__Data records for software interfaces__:
■ ■ ■ ■ ■

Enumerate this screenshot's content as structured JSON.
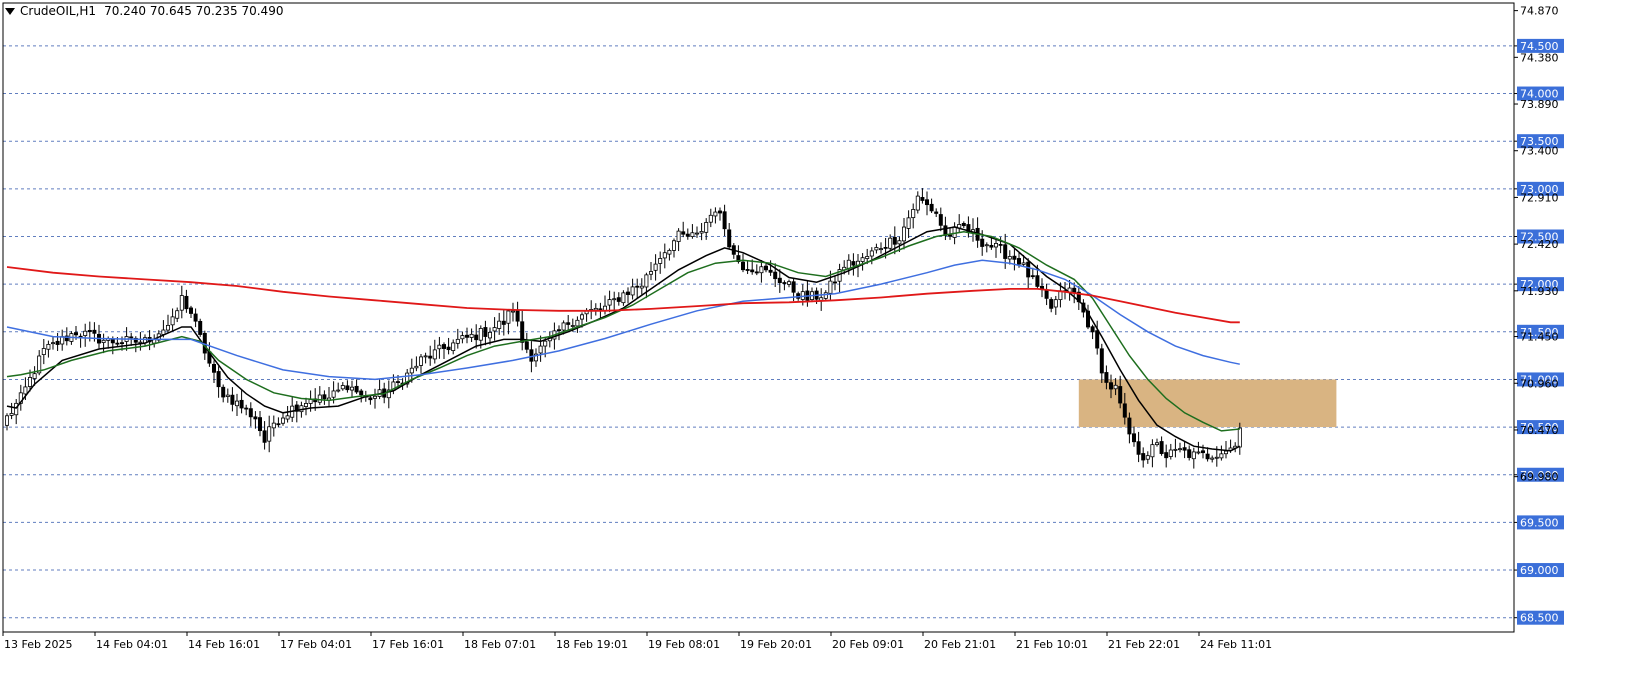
{
  "header": {
    "symbol": "CrudeOIL,H1",
    "ohlc": "70.240 70.645 70.235 70.490"
  },
  "colors": {
    "background": "#ffffff",
    "grid": "#3a5fb0",
    "bull_body": "#ffffff",
    "bear_body": "#000000",
    "ma_black": "#000000",
    "ma_green": "#1e6e1e",
    "ma_blue": "#3f6fe0",
    "ma_red": "#e01818",
    "zone_fill": "#d9b482",
    "label_box": "#3b6fd9",
    "label_text": "#ffffff"
  },
  "chart_data": {
    "type": "candlestick",
    "symbol": "CrudeOIL",
    "timeframe": "H1",
    "ylim": [
      68.35,
      74.95
    ],
    "grid_levels": [
      74.5,
      74.0,
      73.5,
      73.0,
      72.5,
      72.0,
      71.5,
      71.0,
      70.5,
      70.0,
      69.5,
      69.0,
      68.5
    ],
    "price_labels": [
      {
        "text": "74.870",
        "value": 74.87,
        "boxed": false
      },
      {
        "text": "74.500",
        "value": 74.5,
        "boxed": true
      },
      {
        "text": "74.380",
        "value": 74.38,
        "boxed": false
      },
      {
        "text": "74.000",
        "value": 74.0,
        "boxed": true
      },
      {
        "text": "73.890",
        "value": 73.89,
        "boxed": false
      },
      {
        "text": "73.500",
        "value": 73.5,
        "boxed": true
      },
      {
        "text": "73.400",
        "value": 73.4,
        "boxed": false
      },
      {
        "text": "73.000",
        "value": 73.0,
        "boxed": true
      },
      {
        "text": "72.910",
        "value": 72.91,
        "boxed": false
      },
      {
        "text": "72.500",
        "value": 72.5,
        "boxed": true
      },
      {
        "text": "72.420",
        "value": 72.42,
        "boxed": false
      },
      {
        "text": "72.000",
        "value": 72.0,
        "boxed": true
      },
      {
        "text": "71.930",
        "value": 71.93,
        "boxed": false
      },
      {
        "text": "71.500",
        "value": 71.5,
        "boxed": true
      },
      {
        "text": "71.450",
        "value": 71.45,
        "boxed": false
      },
      {
        "text": "71.000",
        "value": 71.0,
        "boxed": true
      },
      {
        "text": "70.960",
        "value": 70.96,
        "boxed": false
      },
      {
        "text": "70.500",
        "value": 70.5,
        "boxed": true
      },
      {
        "text": "70.470",
        "value": 70.47,
        "boxed": false
      },
      {
        "text": "70.000",
        "value": 70.0,
        "boxed": true
      },
      {
        "text": "69.980",
        "value": 69.98,
        "boxed": false
      },
      {
        "text": "69.500",
        "value": 69.5,
        "boxed": true
      },
      {
        "text": "69.000",
        "value": 69.0,
        "boxed": true
      },
      {
        "text": "68.500",
        "value": 68.5,
        "boxed": true
      }
    ],
    "time_labels": [
      {
        "text": "13 Feb 2025",
        "bar": 0
      },
      {
        "text": "14 Feb 04:01",
        "bar": 20
      },
      {
        "text": "14 Feb 16:01",
        "bar": 40
      },
      {
        "text": "17 Feb 04:01",
        "bar": 60
      },
      {
        "text": "17 Feb 16:01",
        "bar": 80
      },
      {
        "text": "18 Feb 07:01",
        "bar": 100
      },
      {
        "text": "18 Feb 19:01",
        "bar": 120
      },
      {
        "text": "19 Feb 08:01",
        "bar": 140
      },
      {
        "text": "19 Feb 20:01",
        "bar": 160
      },
      {
        "text": "20 Feb 09:01",
        "bar": 180
      },
      {
        "text": "20 Feb 21:01",
        "bar": 200
      },
      {
        "text": "21 Feb 10:01",
        "bar": 220
      },
      {
        "text": "21 Feb 22:01",
        "bar": 240
      },
      {
        "text": "24 Feb 11:01",
        "bar": 260
      }
    ],
    "zone": {
      "bar_start": 233,
      "bar_end": 289,
      "price_low": 70.5,
      "price_high": 71.0
    },
    "key_points": [
      [
        0,
        70.6
      ],
      [
        3,
        70.8
      ],
      [
        8,
        71.3
      ],
      [
        15,
        71.5
      ],
      [
        22,
        71.4
      ],
      [
        30,
        71.4
      ],
      [
        36,
        71.6
      ],
      [
        38,
        71.85
      ],
      [
        40,
        71.7
      ],
      [
        43,
        71.3
      ],
      [
        46,
        70.9
      ],
      [
        50,
        70.75
      ],
      [
        54,
        70.6
      ],
      [
        56,
        70.35
      ],
      [
        58,
        70.55
      ],
      [
        62,
        70.7
      ],
      [
        66,
        70.8
      ],
      [
        70,
        70.8
      ],
      [
        74,
        70.95
      ],
      [
        78,
        70.8
      ],
      [
        82,
        70.85
      ],
      [
        86,
        71.0
      ],
      [
        90,
        71.2
      ],
      [
        94,
        71.3
      ],
      [
        98,
        71.4
      ],
      [
        104,
        71.5
      ],
      [
        108,
        71.6
      ],
      [
        110,
        71.75
      ],
      [
        112,
        71.4
      ],
      [
        114,
        71.25
      ],
      [
        118,
        71.4
      ],
      [
        122,
        71.6
      ],
      [
        126,
        71.7
      ],
      [
        130,
        71.75
      ],
      [
        134,
        71.9
      ],
      [
        138,
        72.0
      ],
      [
        142,
        72.3
      ],
      [
        146,
        72.5
      ],
      [
        150,
        72.5
      ],
      [
        154,
        72.8
      ],
      [
        156,
        72.6
      ],
      [
        158,
        72.3
      ],
      [
        160,
        72.2
      ],
      [
        164,
        72.15
      ],
      [
        168,
        72.05
      ],
      [
        172,
        71.9
      ],
      [
        174,
        71.85
      ],
      [
        178,
        71.9
      ],
      [
        182,
        72.2
      ],
      [
        186,
        72.25
      ],
      [
        190,
        72.4
      ],
      [
        194,
        72.5
      ],
      [
        198,
        72.9
      ],
      [
        202,
        72.75
      ],
      [
        204,
        72.5
      ],
      [
        208,
        72.6
      ],
      [
        212,
        72.45
      ],
      [
        216,
        72.35
      ],
      [
        220,
        72.25
      ],
      [
        224,
        71.95
      ],
      [
        227,
        71.75
      ],
      [
        230,
        71.95
      ],
      [
        232,
        71.9
      ],
      [
        235,
        71.6
      ],
      [
        237,
        71.3
      ],
      [
        239,
        70.95
      ],
      [
        241,
        70.9
      ],
      [
        243,
        70.55
      ],
      [
        245,
        70.3
      ],
      [
        247,
        70.2
      ],
      [
        250,
        70.3
      ],
      [
        252,
        70.2
      ],
      [
        255,
        70.25
      ],
      [
        258,
        70.2
      ],
      [
        261,
        70.2
      ],
      [
        264,
        70.25
      ],
      [
        267,
        70.3
      ],
      [
        268,
        70.49
      ]
    ],
    "series": [
      {
        "type": "sma",
        "color": "#000000",
        "period": 8,
        "points": [
          [
            0,
            70.72
          ],
          [
            2,
            70.7
          ],
          [
            6,
            70.95
          ],
          [
            12,
            71.2
          ],
          [
            20,
            71.32
          ],
          [
            30,
            71.38
          ],
          [
            38,
            71.55
          ],
          [
            40,
            71.55
          ],
          [
            44,
            71.28
          ],
          [
            48,
            71.02
          ],
          [
            52,
            70.85
          ],
          [
            56,
            70.72
          ],
          [
            60,
            70.65
          ],
          [
            66,
            70.7
          ],
          [
            72,
            70.72
          ],
          [
            78,
            70.82
          ],
          [
            84,
            70.88
          ],
          [
            90,
            71.05
          ],
          [
            96,
            71.2
          ],
          [
            102,
            71.35
          ],
          [
            108,
            71.42
          ],
          [
            112,
            71.42
          ],
          [
            116,
            71.4
          ],
          [
            122,
            71.5
          ],
          [
            128,
            71.62
          ],
          [
            134,
            71.75
          ],
          [
            140,
            71.95
          ],
          [
            146,
            72.15
          ],
          [
            152,
            72.3
          ],
          [
            156,
            72.38
          ],
          [
            160,
            72.33
          ],
          [
            166,
            72.2
          ],
          [
            170,
            72.07
          ],
          [
            176,
            72.02
          ],
          [
            182,
            72.12
          ],
          [
            188,
            72.25
          ],
          [
            194,
            72.4
          ],
          [
            200,
            72.55
          ],
          [
            206,
            72.6
          ],
          [
            212,
            72.52
          ],
          [
            218,
            72.42
          ],
          [
            222,
            72.25
          ],
          [
            226,
            72.08
          ],
          [
            230,
            71.95
          ],
          [
            234,
            71.78
          ],
          [
            238,
            71.45
          ],
          [
            242,
            71.1
          ],
          [
            246,
            70.78
          ],
          [
            250,
            70.52
          ],
          [
            254,
            70.4
          ],
          [
            258,
            70.3
          ],
          [
            262,
            70.27
          ],
          [
            266,
            70.25
          ],
          [
            268,
            70.3
          ]
        ]
      },
      {
        "type": "sma",
        "color": "#1e6e1e",
        "period": 13,
        "points": [
          [
            0,
            71.03
          ],
          [
            3,
            71.05
          ],
          [
            8,
            71.1
          ],
          [
            14,
            71.2
          ],
          [
            22,
            71.3
          ],
          [
            30,
            71.35
          ],
          [
            38,
            71.45
          ],
          [
            42,
            71.4
          ],
          [
            46,
            71.2
          ],
          [
            52,
            71.0
          ],
          [
            58,
            70.86
          ],
          [
            64,
            70.8
          ],
          [
            70,
            70.78
          ],
          [
            76,
            70.82
          ],
          [
            82,
            70.85
          ],
          [
            88,
            71.0
          ],
          [
            94,
            71.12
          ],
          [
            100,
            71.25
          ],
          [
            106,
            71.35
          ],
          [
            112,
            71.4
          ],
          [
            118,
            71.45
          ],
          [
            124,
            71.55
          ],
          [
            130,
            71.65
          ],
          [
            136,
            71.78
          ],
          [
            142,
            71.95
          ],
          [
            148,
            72.12
          ],
          [
            154,
            72.22
          ],
          [
            160,
            72.25
          ],
          [
            166,
            72.22
          ],
          [
            172,
            72.12
          ],
          [
            178,
            72.08
          ],
          [
            184,
            72.18
          ],
          [
            190,
            72.28
          ],
          [
            196,
            72.4
          ],
          [
            202,
            72.5
          ],
          [
            208,
            72.55
          ],
          [
            214,
            72.5
          ],
          [
            220,
            72.38
          ],
          [
            226,
            72.2
          ],
          [
            232,
            72.05
          ],
          [
            236,
            71.85
          ],
          [
            240,
            71.55
          ],
          [
            244,
            71.25
          ],
          [
            248,
            71.0
          ],
          [
            252,
            70.8
          ],
          [
            256,
            70.65
          ],
          [
            260,
            70.55
          ],
          [
            264,
            70.46
          ],
          [
            268,
            70.48
          ]
        ]
      },
      {
        "type": "sma",
        "color": "#3f6fe0",
        "period": 50,
        "points": [
          [
            0,
            71.55
          ],
          [
            10,
            71.45
          ],
          [
            20,
            71.43
          ],
          [
            30,
            71.42
          ],
          [
            40,
            71.42
          ],
          [
            50,
            71.25
          ],
          [
            60,
            71.1
          ],
          [
            70,
            71.03
          ],
          [
            80,
            71.0
          ],
          [
            90,
            71.05
          ],
          [
            100,
            71.12
          ],
          [
            110,
            71.2
          ],
          [
            120,
            71.3
          ],
          [
            130,
            71.43
          ],
          [
            140,
            71.58
          ],
          [
            150,
            71.72
          ],
          [
            160,
            71.82
          ],
          [
            170,
            71.86
          ],
          [
            180,
            71.9
          ],
          [
            190,
            72.0
          ],
          [
            200,
            72.12
          ],
          [
            206,
            72.2
          ],
          [
            212,
            72.25
          ],
          [
            218,
            72.22
          ],
          [
            224,
            72.15
          ],
          [
            230,
            72.05
          ],
          [
            236,
            71.88
          ],
          [
            242,
            71.68
          ],
          [
            248,
            71.5
          ],
          [
            254,
            71.35
          ],
          [
            260,
            71.25
          ],
          [
            266,
            71.18
          ],
          [
            268,
            71.16
          ]
        ]
      },
      {
        "type": "sma",
        "color": "#e01818",
        "period": 200,
        "points": [
          [
            0,
            72.18
          ],
          [
            10,
            72.12
          ],
          [
            20,
            72.08
          ],
          [
            30,
            72.05
          ],
          [
            40,
            72.02
          ],
          [
            50,
            71.98
          ],
          [
            60,
            71.92
          ],
          [
            70,
            71.87
          ],
          [
            80,
            71.83
          ],
          [
            90,
            71.79
          ],
          [
            100,
            71.75
          ],
          [
            110,
            71.73
          ],
          [
            120,
            71.72
          ],
          [
            130,
            71.72
          ],
          [
            140,
            71.74
          ],
          [
            150,
            71.77
          ],
          [
            160,
            71.8
          ],
          [
            170,
            71.81
          ],
          [
            180,
            71.83
          ],
          [
            190,
            71.86
          ],
          [
            200,
            71.9
          ],
          [
            210,
            71.93
          ],
          [
            218,
            71.95
          ],
          [
            224,
            71.95
          ],
          [
            230,
            71.92
          ],
          [
            236,
            71.88
          ],
          [
            242,
            71.82
          ],
          [
            248,
            71.76
          ],
          [
            254,
            71.7
          ],
          [
            260,
            71.65
          ],
          [
            266,
            71.6
          ],
          [
            268,
            71.6
          ]
        ]
      }
    ]
  }
}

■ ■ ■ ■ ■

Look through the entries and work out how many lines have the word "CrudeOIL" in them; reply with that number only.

2